  • Sonority sequencing preferences
  • Generalization from the lexicon
  • Perceptual similarity
  • Phonetic underspecification


  • Readings and class participation
  • Regular assignments (modest and practical in nature)
  • Final project: designing (and perhaps piloting) an experiment

24.979: Topics in Semantics

Instructors: Kai von Fintel, Irene Heim, Sabine Iatridou
Fridays 12–3, Room 32-D461

This semester’s semantics seminar will consist of three “mini-seminars”:
Conditionals without “if” (2/6, 2/13, 2/20, 2/27)
The semantics of tense (3/6, 3/13, 3/20, 4/3, 4/10)
The semantics of surprise (4/17, 4/24, 5/1, 5/8)

Course website: http://stellar.mit.edu/S/course/24/sp15/24.979/

Students who are taking the seminar for credit are expected to attend all sessions and to submit a term paper on a topic related to one of the topics of the seminar. Auditors are welcome to attend any of the three parts of the seminar.

24.S96: Computational Phylogenetics

Instructors: Bob Berwick & Michel DeGraff
Time: Thursdays, 2–5
Location: Room 32D–461

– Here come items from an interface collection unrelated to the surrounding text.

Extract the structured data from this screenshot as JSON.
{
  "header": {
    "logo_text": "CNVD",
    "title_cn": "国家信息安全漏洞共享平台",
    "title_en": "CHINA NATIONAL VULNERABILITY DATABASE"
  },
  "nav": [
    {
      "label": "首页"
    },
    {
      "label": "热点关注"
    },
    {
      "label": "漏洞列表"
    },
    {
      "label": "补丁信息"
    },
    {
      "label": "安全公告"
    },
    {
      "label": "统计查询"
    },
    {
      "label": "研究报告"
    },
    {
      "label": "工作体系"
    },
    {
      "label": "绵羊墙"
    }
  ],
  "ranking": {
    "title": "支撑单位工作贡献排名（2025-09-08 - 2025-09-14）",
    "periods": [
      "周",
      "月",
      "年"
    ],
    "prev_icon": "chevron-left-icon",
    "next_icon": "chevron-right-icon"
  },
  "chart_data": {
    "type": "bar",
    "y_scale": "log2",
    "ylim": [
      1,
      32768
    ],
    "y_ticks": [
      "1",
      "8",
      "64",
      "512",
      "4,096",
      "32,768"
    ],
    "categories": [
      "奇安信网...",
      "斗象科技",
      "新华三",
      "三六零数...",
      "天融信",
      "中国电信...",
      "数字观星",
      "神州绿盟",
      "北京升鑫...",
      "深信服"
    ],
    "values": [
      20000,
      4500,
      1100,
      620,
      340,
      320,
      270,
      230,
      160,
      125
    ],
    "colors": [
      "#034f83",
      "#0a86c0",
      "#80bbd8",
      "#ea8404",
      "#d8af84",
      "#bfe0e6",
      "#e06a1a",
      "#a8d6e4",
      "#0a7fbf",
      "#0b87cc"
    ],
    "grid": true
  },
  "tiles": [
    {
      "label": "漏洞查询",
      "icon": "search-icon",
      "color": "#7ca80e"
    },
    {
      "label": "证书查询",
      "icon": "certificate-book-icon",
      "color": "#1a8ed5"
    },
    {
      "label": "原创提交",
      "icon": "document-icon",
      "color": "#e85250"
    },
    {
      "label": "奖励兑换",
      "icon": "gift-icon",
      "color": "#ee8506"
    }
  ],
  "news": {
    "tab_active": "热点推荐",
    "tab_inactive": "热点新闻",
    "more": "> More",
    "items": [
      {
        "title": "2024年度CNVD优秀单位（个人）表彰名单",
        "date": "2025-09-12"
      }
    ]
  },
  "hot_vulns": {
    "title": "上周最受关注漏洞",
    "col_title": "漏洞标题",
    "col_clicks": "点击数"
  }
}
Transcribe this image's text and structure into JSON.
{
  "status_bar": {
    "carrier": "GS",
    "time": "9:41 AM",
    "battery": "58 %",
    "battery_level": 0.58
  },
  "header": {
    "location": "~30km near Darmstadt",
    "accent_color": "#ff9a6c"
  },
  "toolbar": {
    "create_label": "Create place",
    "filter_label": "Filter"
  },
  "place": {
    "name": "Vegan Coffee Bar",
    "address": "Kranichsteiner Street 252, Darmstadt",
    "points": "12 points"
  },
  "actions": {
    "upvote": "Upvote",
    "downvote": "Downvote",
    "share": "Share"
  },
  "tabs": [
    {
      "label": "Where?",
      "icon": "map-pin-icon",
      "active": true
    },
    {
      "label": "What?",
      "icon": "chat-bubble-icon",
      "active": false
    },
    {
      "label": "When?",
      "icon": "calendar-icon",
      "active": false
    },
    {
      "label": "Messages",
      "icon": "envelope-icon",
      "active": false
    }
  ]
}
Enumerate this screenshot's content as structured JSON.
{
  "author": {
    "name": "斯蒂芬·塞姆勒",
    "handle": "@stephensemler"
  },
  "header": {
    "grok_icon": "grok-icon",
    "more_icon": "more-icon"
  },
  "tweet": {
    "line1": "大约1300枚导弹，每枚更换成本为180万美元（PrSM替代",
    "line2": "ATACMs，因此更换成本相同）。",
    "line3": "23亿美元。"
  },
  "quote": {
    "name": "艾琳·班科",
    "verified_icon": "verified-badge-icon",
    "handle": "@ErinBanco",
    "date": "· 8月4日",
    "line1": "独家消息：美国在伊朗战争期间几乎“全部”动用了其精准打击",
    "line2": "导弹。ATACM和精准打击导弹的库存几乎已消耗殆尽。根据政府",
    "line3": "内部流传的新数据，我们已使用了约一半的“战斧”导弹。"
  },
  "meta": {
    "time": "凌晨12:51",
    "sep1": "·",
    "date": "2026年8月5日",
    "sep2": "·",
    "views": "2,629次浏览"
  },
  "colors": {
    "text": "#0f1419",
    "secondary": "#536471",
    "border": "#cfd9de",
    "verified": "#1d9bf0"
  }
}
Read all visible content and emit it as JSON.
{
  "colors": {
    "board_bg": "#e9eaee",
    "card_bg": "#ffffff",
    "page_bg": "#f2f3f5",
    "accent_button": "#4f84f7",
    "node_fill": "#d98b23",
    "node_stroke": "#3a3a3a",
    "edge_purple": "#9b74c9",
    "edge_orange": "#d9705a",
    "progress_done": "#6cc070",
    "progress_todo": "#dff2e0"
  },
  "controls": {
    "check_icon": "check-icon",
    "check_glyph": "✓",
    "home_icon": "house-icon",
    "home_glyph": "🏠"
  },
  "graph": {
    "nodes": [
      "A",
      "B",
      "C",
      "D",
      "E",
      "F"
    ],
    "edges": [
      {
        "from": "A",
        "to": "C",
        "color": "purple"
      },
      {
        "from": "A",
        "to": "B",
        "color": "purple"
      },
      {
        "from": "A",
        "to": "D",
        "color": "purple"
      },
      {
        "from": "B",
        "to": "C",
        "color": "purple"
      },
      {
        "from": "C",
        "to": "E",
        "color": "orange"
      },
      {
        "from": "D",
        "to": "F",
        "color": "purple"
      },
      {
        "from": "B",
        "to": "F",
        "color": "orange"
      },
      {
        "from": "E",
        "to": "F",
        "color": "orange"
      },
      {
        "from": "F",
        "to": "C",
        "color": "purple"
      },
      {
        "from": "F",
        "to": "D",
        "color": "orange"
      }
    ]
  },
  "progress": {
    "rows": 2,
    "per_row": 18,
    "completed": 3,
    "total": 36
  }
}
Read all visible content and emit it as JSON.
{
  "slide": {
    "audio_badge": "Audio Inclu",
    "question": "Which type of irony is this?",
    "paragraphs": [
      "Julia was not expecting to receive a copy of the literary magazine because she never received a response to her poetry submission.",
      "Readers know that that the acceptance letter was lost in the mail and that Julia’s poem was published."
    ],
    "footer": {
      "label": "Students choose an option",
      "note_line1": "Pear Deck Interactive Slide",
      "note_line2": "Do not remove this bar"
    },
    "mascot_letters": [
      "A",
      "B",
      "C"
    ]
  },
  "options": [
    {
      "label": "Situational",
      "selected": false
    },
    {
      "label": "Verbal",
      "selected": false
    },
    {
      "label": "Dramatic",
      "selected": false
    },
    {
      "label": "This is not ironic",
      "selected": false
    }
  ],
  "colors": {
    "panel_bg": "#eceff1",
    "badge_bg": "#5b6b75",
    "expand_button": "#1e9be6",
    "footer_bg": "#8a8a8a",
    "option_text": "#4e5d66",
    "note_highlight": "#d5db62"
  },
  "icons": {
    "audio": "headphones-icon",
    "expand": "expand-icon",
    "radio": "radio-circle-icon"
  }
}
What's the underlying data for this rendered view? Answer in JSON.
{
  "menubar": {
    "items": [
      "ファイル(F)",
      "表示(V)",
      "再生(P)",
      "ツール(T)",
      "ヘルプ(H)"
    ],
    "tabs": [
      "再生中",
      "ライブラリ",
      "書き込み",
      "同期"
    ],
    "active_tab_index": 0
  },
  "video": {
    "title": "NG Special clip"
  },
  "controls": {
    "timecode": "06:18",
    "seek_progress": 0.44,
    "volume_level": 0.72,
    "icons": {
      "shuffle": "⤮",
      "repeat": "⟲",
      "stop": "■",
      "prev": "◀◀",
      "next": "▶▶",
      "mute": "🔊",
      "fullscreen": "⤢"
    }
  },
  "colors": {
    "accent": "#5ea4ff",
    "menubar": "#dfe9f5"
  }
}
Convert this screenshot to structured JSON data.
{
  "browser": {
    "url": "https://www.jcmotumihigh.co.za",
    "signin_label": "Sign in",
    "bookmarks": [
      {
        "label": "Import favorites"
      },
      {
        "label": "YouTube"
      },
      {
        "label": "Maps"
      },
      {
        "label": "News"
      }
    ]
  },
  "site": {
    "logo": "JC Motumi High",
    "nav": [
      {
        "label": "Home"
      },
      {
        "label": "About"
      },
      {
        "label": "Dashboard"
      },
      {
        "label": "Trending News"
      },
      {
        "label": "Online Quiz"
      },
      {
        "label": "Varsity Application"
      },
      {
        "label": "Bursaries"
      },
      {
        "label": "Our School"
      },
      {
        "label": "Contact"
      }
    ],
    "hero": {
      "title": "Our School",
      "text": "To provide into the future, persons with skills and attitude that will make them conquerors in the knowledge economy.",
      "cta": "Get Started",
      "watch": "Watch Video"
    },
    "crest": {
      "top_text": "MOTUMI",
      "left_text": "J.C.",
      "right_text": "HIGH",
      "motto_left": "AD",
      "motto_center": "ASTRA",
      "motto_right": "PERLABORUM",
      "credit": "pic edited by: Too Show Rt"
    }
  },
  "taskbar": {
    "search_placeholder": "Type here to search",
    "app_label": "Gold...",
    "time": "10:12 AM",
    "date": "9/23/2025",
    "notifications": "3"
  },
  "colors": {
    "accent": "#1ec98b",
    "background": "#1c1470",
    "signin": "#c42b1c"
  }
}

In this course, we’ll endeavor to make the inscrutable scrutable. Computational phylogenetic methods have been gaining wide currency among, and seem convincing to, linguists of various theoretical stripes. Yet, these methods and their results are often not fully understood. In this seminar we will explore the scope and limitations of computational phylogenetics methods in historical linguistics, especially in studies on Creole formation, with an eye toward the improvement of such methods. Creole languages have traditionally been excluded from the scope of the Comparative Method, generally because it has been thought that methods that reconstruct phylogenetic trees of related languages are not applicable in the case of Creoles (Taylor 1956, Thomason & Kaufman 1998, Ringe et al 2002, Nakhleh et al 2005b, Labov 2007, etc.). Recent studies continue to claim that Creoles lie outside well-established language families, constituting an exceptional typology as the least complex human languages (Parkvall 2008, McWhorter 2011). In a related vein, Bakker et al 2011 and Daval-Markussen & Baker 2012 enlist phylogenetic tools (i.e., Splits Tree from Huson & Bryant 2006; cf. Dunn et al 2008) to argue that “Creoles are typologically distinct from non-Creoles.” In this seminar we will start with some general background on Creole studies and computational phylogenetics, and then we’ll evaluate the applications of computational phylogenetics to Creole studies. Much of the seminar will involve hands-on active-learning activities as we delve first-hand into the nuts and bolts of computational phylogenetics and applications thereof to Creole data. One overall objective is to better understand the scope and limitations of the computational phylogenetics methods and how to improve on their applications in historical linguistics, especially in Creole studies. Given historical linguists’ increasing use of both computational phylogenetics and language-acquisition findings, it is important that such methods be reviewed with great care, as we’ll do in the seminar, before they can be constructively and reliably applied in the analysis of language-creation and language change phenomena.

For more information, in particular concerning the course requirements and schedule, please visit the course website: http://stellar.mit.edu/S/course/24/sp15/24.S96/